As the International Energy Agency says the world faces a bleak future as emissions fail to fall at a fast enough rate to combat climate change, the challenge is on for governments to act globally, but win elections locally.
In Australia, the current Julia Gillard-led Labor government has been under attack by its opponents for seeking to implement a carbon tax after Ms Gillard proclaimed that it was off the agenda prior to the election.
This may have been the case had the electorate given Labor a majority in the House of Representatives. But the fact the government relies on independents and a Green MP who want to see action on climate change suggests that at least part of Labor’s decision may be motivated by political survival.
A sticky issue
In Australia, and the world, tackling climate change is a contentious issue.
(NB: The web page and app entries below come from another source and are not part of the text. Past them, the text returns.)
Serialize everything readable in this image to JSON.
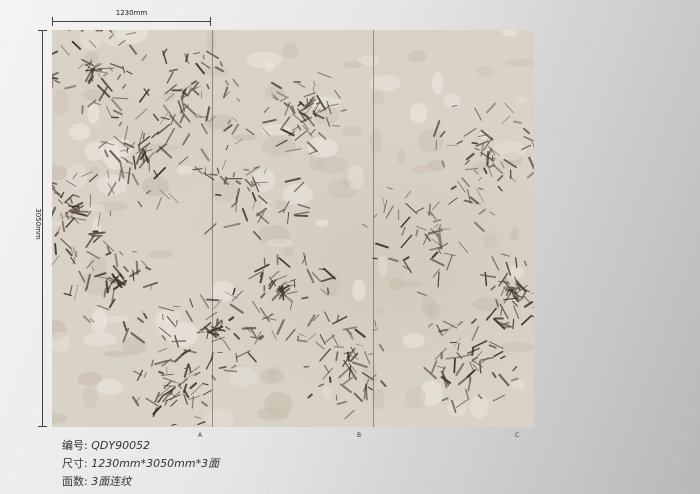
{
  "dimensions": {
    "width_label": "1230mm",
    "height_label": "3050mm"
  },
  "panels": [
    {
      "label": "A"
    },
    {
      "label": "B"
    },
    {
      "label": "C"
    }
  ],
  "info": {
    "code_key": "编号:",
    "code_value": "QDY90052",
    "size_key": "尺寸:",
    "size_value": "1230mm*3050mm*3面",
    "faces_key": "面数:",
    "faces_value": "3面连纹"
  },
  "colors": {
    "stone_base": "#d9d2c6",
    "vein_dark": "#3b3026",
    "vein_mid": "#6a5a4a"
  }
}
There are sections of the community that do not wholeheartedly believe in the concept of climate change being the result of human activity.
There are also those who do believe in climate change, but question whether the proposed carbon tax is the best tool to tackle it. Then there are the people who do want to see action on climate change but don’t want to pay for it.
Rather than genuine discussion, however, the debate in Australia appears to be built around derogatory name-calling.
Those who question climate change, or ways to deal with it, are branded as “climate sceptics” whose views should be marginalised.
Those who support a carbon tax are seen to be the harbingers of economic ruin.
“Carbon Cate” steps up
All of the above was illustrated in recent days when Cate Blanchett appeared in a pro-carbon tax advertisement. The Hollywood actor’s involvement in the debate was immediately criticised as she did not appear to be an “average” Australian.
Moreover, the legitimacy of Ms Blanchett’s contribution became the focus of the debate, rather than the issue of climate change itself.
The tone of the current debate suggests there is a leadership vacuum in Australia, and that the country has far from crystallised its position on climate change, let alone been able to galvanise support to try and tackle the issue.
A failure of leadership
The problem for the major parties and their leaders is that the climate change debate is a truly global issue and poses a wide range of questions that have not yet been answered.
In an attempt to ameliorate this problem, the major parties appear to be couching the debate in issues they are more comfortable with.
As a result, there is much discussion on the impact a carbon tax would have on manufacturing, household finances and broader job security.
Indeed, in Australia the carbon tax debate increasingly looks to be more about taxation reform rather than the environment.
The partisan name-calling seems to be an extension of this approach.
Climate change is a long term issue and will not disappear within one electoral term.
But if the major parties don’t manage the competing needs of bolstering their own support while seeing to be actively tackling climate change, they may find themselves out of government for many electoral terms.